Citing opposition to liberal church policies towards gays, three of the four Anglican dioceses in Zimbabwe have decided to split from the Central African Province – effectively dissolving the entity.
The Province consists of Anglican dioceses in Botswana, Malawi, Zambia and Zimbabwe.
The split came into effect at a Provincial Synod that was held in Malawi on Saturday. The Harare Diocese has official withdrawn from the Province while three other Zimbabwean dioceses have announced their intention to do the same.
The dioceses slammed the Province for not censuring clerics that were said to be pro-gay in their activities, or rumoured to be gay themselves.
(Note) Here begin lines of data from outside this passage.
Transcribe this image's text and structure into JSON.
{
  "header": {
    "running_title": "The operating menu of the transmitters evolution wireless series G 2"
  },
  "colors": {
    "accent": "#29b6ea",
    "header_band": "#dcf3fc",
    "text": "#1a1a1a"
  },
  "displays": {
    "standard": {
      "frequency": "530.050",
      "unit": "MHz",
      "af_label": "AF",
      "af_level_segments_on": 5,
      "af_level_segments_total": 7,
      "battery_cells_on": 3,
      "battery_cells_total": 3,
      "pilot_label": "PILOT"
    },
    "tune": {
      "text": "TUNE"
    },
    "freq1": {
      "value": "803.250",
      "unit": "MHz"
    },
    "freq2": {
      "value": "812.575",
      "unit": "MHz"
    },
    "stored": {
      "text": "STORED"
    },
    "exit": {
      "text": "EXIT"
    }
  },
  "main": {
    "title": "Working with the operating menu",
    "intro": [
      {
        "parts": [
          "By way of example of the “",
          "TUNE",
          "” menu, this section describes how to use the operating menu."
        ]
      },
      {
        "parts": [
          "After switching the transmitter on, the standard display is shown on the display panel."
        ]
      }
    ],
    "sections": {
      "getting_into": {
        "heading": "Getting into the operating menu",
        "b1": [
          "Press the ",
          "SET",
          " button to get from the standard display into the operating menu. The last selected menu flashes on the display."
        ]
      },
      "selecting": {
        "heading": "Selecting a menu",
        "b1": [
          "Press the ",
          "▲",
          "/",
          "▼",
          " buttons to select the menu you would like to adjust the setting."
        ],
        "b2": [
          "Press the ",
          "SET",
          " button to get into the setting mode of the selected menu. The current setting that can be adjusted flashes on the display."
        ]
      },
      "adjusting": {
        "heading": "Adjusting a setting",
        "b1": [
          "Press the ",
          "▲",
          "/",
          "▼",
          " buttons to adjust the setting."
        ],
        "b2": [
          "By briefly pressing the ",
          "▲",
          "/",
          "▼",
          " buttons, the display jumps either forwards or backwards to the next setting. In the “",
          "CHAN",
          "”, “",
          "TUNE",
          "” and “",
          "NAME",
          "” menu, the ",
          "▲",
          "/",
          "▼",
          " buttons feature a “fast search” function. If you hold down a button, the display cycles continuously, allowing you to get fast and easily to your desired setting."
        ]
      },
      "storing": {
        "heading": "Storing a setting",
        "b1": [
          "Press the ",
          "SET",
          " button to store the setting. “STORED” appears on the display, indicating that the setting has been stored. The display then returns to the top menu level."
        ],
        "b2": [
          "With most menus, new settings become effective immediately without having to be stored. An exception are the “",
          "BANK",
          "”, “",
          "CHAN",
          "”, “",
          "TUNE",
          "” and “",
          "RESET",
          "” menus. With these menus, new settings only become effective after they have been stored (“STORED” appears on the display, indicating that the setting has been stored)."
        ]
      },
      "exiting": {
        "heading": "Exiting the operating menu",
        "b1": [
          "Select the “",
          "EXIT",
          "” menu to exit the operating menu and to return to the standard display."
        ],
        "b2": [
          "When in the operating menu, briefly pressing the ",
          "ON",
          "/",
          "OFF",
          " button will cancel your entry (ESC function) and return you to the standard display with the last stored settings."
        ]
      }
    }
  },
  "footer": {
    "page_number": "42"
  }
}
The motion to dissolve the Province was put forward by Bishop Elson Jakazi of Manicaland, and seconded by Vicar General of Harare Diocese Venerable Harry Mambo Rinashe. This was despite a resolution by the Synod stating that it was opposed to homosexuality.
Bishop Kunonga of Harare told the Zimbabwe Herald that, “We totally reject homosexuality; it is an abomination, it is totally against the law of God, and it diminishes the dignity of the human being,” adding that, “We also believe in the supremacy of the scriptures, the primacy of the scriptures and there is nowhere where homosexuality has been condoned.”
In August, The Diocese of Harare adopted an act on the issue which states: “…the Diocese of Harare dissociates itself and severs relationship with any individual, group of people, organisation, institution, Diocese, Province or otherwise, which indulges, sympathises or compromises with homosexuality.”
The issue of homosexuality is threatening to tear apart the Anglican Church around the world. In the last month a number of US bishops have been consecrated in Uganda and Kenya in order for their US dioceses to fall under the authority of anti-gay African Provinces instead of more liberal American Provinces.